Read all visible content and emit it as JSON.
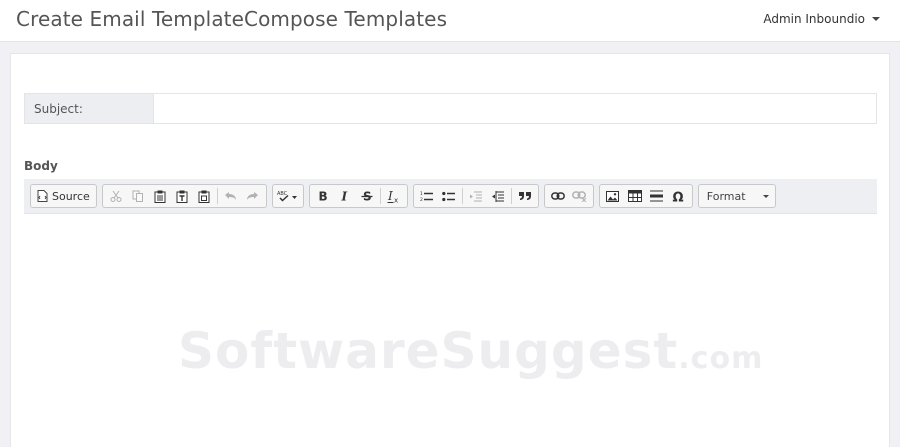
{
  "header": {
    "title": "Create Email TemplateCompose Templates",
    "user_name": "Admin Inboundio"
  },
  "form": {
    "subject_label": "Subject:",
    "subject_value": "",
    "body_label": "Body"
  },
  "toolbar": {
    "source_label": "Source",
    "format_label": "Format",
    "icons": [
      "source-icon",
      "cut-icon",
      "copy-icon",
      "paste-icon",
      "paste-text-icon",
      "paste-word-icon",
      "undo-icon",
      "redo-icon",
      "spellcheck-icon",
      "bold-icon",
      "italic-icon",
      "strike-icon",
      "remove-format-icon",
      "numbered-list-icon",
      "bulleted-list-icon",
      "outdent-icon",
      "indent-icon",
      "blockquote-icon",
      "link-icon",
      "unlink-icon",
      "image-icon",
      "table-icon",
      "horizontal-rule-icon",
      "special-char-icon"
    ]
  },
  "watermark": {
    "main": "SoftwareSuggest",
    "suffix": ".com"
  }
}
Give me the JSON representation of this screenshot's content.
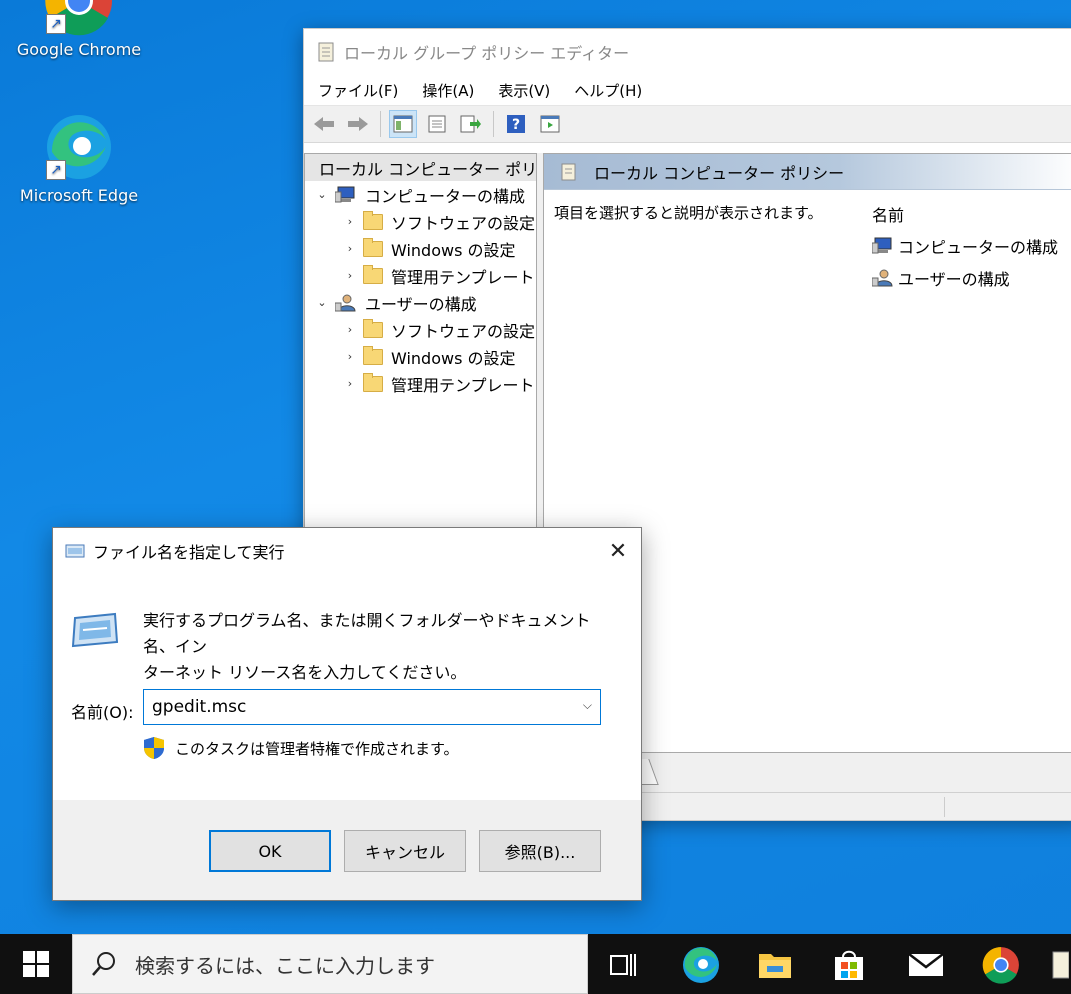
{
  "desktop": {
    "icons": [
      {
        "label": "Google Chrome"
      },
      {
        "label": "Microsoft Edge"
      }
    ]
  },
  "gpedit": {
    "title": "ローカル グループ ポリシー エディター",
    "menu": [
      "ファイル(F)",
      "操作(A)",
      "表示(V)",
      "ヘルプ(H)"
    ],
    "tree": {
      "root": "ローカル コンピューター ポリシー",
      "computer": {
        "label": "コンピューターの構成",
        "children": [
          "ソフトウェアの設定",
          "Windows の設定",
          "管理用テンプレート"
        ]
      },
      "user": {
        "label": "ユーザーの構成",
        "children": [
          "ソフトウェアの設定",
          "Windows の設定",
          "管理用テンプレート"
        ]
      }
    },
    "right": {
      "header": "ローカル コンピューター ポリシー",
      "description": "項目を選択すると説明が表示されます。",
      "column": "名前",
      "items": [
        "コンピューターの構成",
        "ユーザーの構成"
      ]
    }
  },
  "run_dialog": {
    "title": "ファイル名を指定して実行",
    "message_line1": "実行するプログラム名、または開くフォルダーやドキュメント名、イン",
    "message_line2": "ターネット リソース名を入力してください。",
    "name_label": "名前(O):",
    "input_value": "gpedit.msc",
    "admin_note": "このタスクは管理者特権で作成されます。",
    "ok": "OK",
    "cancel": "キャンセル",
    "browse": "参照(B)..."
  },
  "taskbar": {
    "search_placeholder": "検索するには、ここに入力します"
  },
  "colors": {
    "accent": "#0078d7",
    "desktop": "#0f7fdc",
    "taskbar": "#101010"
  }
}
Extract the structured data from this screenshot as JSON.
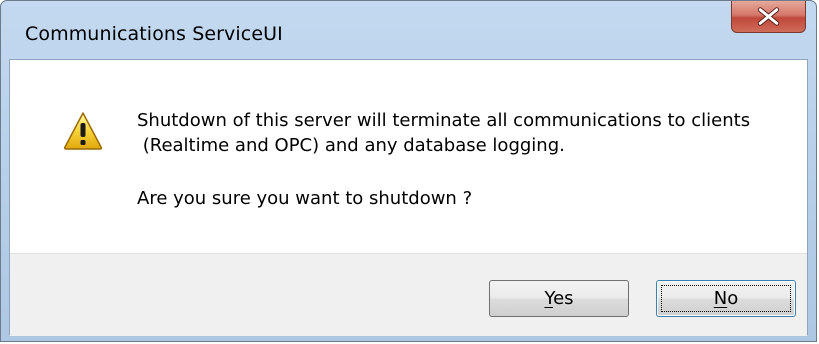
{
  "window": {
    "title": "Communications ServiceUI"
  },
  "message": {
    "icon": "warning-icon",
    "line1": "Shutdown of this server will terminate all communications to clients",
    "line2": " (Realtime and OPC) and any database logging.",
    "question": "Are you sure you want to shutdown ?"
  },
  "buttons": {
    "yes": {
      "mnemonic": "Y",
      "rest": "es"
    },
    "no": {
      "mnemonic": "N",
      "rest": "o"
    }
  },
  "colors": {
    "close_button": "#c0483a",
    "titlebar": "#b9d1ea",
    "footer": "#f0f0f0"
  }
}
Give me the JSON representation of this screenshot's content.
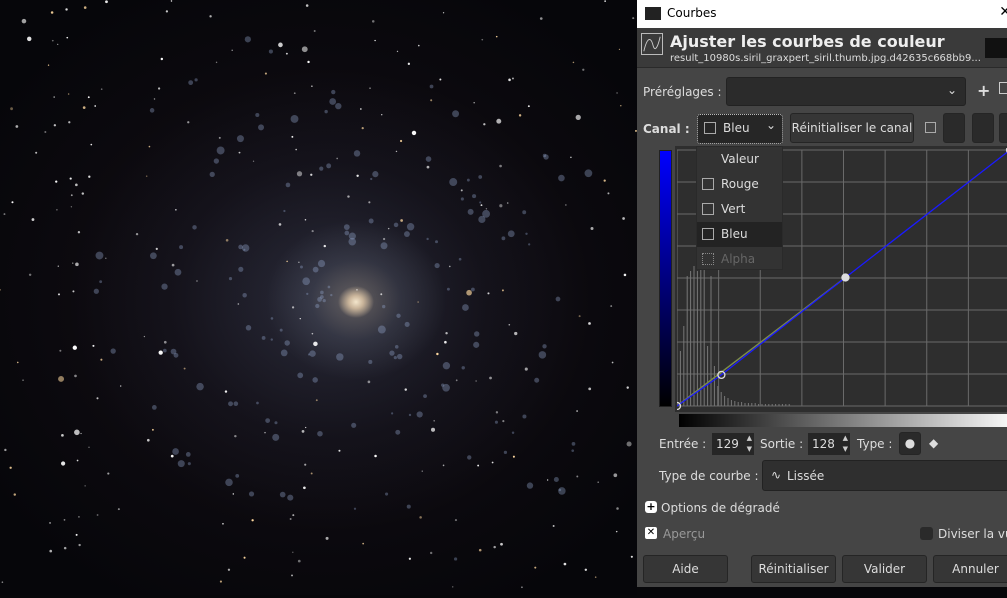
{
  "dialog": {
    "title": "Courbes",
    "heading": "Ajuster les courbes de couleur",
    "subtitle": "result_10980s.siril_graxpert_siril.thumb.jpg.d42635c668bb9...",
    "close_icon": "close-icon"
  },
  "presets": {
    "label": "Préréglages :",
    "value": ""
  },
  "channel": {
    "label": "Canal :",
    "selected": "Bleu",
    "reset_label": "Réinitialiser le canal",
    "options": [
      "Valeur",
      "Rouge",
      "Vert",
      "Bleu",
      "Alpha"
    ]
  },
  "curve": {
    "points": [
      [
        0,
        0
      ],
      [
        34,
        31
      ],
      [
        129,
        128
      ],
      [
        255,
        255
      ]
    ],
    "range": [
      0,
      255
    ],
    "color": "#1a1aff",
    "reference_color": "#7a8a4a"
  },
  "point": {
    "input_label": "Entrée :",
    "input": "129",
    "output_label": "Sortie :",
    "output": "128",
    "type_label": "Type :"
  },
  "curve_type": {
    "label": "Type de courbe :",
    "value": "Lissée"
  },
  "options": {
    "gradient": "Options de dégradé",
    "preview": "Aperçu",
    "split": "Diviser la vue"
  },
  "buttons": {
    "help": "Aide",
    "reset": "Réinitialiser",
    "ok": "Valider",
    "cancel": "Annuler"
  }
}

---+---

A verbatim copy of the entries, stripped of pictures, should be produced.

Read all visible content and emit it as JSON.
{
  "header": {
    "title": "Create Email TemplateCompose Templates",
    "user_name": "Admin Inboundio"
  },
  "form": {
    "subject_label": "Subject:",
    "subject_value": "",
    "body_label": "Body"
  },
  "toolbar": {
    "source_label": "Source",
    "format_label": "Format",
    "icons": [
      "source-icon",
      "cut-icon",
      "copy-icon",
      "paste-icon",
      "paste-text-icon",
      "paste-word-icon",
      "undo-icon",
      "redo-icon",
      "spellcheck-icon",
      "bold-icon",
      "italic-icon",
      "strike-icon",
      "remove-format-icon",
      "numbered-list-icon",
      "bulleted-list-icon",
      "outdent-icon",
      "indent-icon",
      "blockquote-icon",
      "link-icon",
      "unlink-icon",
      "image-icon",
      "table-icon",
      "horizontal-rule-icon",
      "special-char-icon"
    ]
  },
  "watermark": {
    "main": "SoftwareSuggest",
    "suffix": ".com"
  }
}
Give me the JSON representation of this screenshot's content.
{
  "desktop": {
    "icons": [
      {
        "label": "Google Chrome"
      },
      {
        "label": "Microsoft Edge"
      }
    ]
  },
  "gpedit": {
    "title": "ローカル グループ ポリシー エディター",
    "menu": [
      "ファイル(F)",
      "操作(A)",
      "表示(V)",
      "ヘルプ(H)"
    ],
    "tree": {
      "root": "ローカル コンピューター ポリシー",
      "computer": {
        "label": "コンピューターの構成",
        "children": [
          "ソフトウェアの設定",
          "Windows の設定",
          "管理用テンプレート"
        ]
      },
      "user": {
        "label": "ユーザーの構成",
        "children": [
          "ソフトウェアの設定",
          "Windows の設定",
          "管理用テンプレート"
        ]
      }
    },
    "right": {
      "header": "ローカル コンピューター ポリシー",
      "description": "項目を選択すると説明が表示されます。",
      "column": "名前",
      "items": [
        "コンピューターの構成",
        "ユーザーの構成"
      ]
    }
  },
  "run_dialog": {
    "title": "ファイル名を指定して実行",
    "message_line1": "実行するプログラム名、または開くフォルダーやドキュメント名、イン",
    "message_line2": "ターネット リソース名を入力してください。",
    "name_label": "名前(O):",
    "input_value": "gpedit.msc",
    "admin_note": "このタスクは管理者特権で作成されます。",
    "ok": "OK",
    "cancel": "キャンセル",
    "browse": "参照(B)..."
  },
  "taskbar": {
    "search_placeholder": "検索するには、ここに入力します"
  },
  "colors": {
    "accent": "#0078d7",
    "desktop": "#0f7fdc",
    "taskbar": "#101010"
  }
}
Extract the structured data from this screenshot as JSON.
{
  "window": {
    "title": "Communications ServiceUI"
  },
  "message": {
    "icon": "warning-icon",
    "line1": "Shutdown of this server will terminate all communications to clients",
    "line2": " (Realtime and OPC) and any database logging.",
    "question": "Are you sure you want to shutdown ?"
  },
  "buttons": {
    "yes": {
      "mnemonic": "Y",
      "rest": "es"
    },
    "no": {
      "mnemonic": "N",
      "rest": "o"
    }
  },
  "colors": {
    "close_button": "#c0483a",
    "titlebar": "#b9d1ea",
    "footer": "#f0f0f0"
  }
}
Give me the JSON representation of this screenshot's content.
{
  "dialog": {
    "title": "Courbes",
    "heading": "Ajuster les courbes de couleur",
    "subtitle": "result_10980s.siril_graxpert_siril.thumb.jpg.d42635c668bb9...",
    "close_icon": "close-icon"
  },
  "presets": {
    "label": "Préréglages :",
    "value": ""
  },
  "channel": {
    "label": "Canal :",
    "selected": "Bleu",
    "reset_label": "Réinitialiser le canal",
    "options": [
      "Valeur",
      "Rouge",
      "Vert",
      "Bleu",
      "Alpha"
    ]
  },
  "curve": {
    "points": [
      [
        0,
        0
      ],
      [
        34,
        31
      ],
      [
        129,
        128
      ],
      [
        255,
        255
      ]
    ],
    "range": [
      0,
      255
    ],
    "color": "#1a1aff",
    "reference_color": "#7a8a4a"
  },
  "point": {
    "input_label": "Entrée :",
    "input": "129",
    "output_label": "Sortie :",
    "output": "128",
    "type_label": "Type :"
  },
  "curve_type": {
    "label": "Type de courbe :",
    "value": "Lissée"
  },
  "options": {
    "gradient": "Options de dégradé",
    "preview": "Aperçu",
    "split": "Diviser la vue"
  },
  "buttons": {
    "help": "Aide",
    "reset": "Réinitialiser",
    "ok": "Valider",
    "cancel": "Annuler"
  }
}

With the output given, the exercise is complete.